Stored entries:
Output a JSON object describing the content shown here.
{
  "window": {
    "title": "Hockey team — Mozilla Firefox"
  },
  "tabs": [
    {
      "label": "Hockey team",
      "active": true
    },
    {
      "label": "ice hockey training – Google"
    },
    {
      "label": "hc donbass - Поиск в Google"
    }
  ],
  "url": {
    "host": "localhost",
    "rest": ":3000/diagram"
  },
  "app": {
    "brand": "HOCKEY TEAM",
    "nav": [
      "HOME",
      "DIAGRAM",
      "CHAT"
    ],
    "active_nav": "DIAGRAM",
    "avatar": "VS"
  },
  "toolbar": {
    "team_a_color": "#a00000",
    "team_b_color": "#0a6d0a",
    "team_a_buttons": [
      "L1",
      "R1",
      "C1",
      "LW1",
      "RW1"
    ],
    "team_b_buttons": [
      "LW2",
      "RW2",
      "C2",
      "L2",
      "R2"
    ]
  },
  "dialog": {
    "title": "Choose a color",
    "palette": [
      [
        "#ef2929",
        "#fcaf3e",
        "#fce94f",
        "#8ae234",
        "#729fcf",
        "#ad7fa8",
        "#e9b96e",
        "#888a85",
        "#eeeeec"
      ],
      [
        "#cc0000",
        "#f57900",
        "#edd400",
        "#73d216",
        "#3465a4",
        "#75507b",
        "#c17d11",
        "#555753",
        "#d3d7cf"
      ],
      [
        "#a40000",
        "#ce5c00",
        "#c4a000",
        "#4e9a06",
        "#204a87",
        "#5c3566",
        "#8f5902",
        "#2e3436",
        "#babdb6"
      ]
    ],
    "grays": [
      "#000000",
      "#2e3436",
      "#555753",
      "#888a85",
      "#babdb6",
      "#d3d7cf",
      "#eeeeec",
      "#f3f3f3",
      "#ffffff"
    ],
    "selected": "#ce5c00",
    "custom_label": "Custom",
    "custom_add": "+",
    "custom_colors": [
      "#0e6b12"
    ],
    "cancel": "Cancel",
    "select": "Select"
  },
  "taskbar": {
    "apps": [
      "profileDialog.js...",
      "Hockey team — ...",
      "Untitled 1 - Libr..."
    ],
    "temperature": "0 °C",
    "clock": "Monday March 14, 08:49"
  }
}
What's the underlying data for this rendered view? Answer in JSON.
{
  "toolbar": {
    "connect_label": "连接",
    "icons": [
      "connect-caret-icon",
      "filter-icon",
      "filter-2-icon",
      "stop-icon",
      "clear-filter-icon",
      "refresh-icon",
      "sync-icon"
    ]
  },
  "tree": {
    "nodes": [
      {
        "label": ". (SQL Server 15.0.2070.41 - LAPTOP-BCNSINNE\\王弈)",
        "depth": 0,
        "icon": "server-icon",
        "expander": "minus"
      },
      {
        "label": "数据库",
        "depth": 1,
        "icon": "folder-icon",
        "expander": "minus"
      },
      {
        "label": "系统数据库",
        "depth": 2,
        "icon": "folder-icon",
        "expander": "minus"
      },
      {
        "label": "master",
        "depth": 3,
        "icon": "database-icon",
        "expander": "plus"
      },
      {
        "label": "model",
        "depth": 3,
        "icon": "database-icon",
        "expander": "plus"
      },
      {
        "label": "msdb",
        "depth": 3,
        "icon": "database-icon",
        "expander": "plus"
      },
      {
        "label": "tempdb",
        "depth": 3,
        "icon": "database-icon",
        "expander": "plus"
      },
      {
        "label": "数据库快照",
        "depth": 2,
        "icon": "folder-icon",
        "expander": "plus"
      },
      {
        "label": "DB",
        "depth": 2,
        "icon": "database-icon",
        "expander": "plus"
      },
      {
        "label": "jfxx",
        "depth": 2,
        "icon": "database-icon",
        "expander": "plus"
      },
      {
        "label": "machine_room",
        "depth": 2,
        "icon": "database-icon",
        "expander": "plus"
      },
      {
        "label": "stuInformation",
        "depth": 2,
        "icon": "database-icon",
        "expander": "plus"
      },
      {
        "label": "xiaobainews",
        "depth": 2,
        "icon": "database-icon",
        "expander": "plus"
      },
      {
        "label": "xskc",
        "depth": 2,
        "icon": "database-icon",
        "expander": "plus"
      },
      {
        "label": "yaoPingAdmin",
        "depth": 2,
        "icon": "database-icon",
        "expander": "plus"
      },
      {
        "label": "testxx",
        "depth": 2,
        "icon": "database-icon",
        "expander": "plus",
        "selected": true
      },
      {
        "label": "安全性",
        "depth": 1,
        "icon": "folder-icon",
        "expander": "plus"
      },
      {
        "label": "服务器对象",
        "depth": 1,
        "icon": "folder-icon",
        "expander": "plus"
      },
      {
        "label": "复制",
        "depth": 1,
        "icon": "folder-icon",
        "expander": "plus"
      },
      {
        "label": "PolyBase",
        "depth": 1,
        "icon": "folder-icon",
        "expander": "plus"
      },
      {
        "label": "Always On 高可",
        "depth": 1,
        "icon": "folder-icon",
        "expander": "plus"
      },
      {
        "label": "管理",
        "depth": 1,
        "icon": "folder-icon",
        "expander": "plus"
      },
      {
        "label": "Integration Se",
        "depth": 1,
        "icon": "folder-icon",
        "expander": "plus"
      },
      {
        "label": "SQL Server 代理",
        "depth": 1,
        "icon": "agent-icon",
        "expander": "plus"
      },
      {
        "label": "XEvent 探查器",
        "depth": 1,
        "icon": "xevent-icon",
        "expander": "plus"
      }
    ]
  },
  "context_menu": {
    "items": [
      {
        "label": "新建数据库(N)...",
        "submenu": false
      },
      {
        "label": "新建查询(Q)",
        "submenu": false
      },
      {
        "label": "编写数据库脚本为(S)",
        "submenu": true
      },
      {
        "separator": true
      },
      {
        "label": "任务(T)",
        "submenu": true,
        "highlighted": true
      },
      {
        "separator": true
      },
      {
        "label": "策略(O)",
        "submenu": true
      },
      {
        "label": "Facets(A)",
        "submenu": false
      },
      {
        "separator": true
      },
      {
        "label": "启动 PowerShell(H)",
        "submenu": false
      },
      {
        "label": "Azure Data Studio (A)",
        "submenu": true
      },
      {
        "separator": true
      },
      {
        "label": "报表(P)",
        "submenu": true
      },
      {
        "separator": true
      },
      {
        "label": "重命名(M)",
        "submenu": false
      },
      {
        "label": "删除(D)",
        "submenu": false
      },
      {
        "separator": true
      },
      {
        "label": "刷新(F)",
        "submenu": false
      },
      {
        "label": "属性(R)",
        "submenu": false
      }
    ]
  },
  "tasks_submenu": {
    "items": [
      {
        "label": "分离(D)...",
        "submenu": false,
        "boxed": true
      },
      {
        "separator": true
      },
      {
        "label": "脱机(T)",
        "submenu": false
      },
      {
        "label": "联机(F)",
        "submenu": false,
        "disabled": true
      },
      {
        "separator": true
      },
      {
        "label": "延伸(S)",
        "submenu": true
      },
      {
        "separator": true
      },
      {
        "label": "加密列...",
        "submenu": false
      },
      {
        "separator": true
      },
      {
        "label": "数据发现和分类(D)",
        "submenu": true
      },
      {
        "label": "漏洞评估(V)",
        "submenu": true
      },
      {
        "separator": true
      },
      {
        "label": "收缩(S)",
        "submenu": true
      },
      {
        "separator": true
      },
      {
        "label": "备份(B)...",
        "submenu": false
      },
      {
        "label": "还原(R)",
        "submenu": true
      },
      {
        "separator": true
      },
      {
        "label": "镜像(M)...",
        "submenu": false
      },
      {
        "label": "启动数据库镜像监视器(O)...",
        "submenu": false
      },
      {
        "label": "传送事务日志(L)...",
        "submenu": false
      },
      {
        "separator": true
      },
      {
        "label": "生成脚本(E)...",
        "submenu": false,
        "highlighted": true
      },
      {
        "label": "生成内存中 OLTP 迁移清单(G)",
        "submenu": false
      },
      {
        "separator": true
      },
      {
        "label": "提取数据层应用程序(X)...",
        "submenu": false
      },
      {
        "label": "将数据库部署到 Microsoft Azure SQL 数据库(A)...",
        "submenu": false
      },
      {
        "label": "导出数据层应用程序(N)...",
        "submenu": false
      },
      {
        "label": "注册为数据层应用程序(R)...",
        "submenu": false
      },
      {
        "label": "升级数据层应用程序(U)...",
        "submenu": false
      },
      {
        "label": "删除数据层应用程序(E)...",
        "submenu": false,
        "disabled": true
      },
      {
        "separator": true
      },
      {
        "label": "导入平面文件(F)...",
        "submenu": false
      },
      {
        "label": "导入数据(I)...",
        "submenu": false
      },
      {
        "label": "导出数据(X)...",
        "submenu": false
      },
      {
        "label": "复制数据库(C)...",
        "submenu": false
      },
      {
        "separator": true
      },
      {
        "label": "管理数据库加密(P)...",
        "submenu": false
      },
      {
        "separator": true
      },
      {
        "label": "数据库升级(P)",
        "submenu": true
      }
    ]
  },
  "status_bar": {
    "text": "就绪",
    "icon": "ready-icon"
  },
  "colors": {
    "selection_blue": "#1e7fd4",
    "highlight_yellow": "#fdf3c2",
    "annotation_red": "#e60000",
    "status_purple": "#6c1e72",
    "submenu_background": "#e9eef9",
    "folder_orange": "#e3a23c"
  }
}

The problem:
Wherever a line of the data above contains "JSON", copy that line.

Response box:
Output a JSON object describing the content shown here.
What's the underlying data for this rendered view? Answer in JSON.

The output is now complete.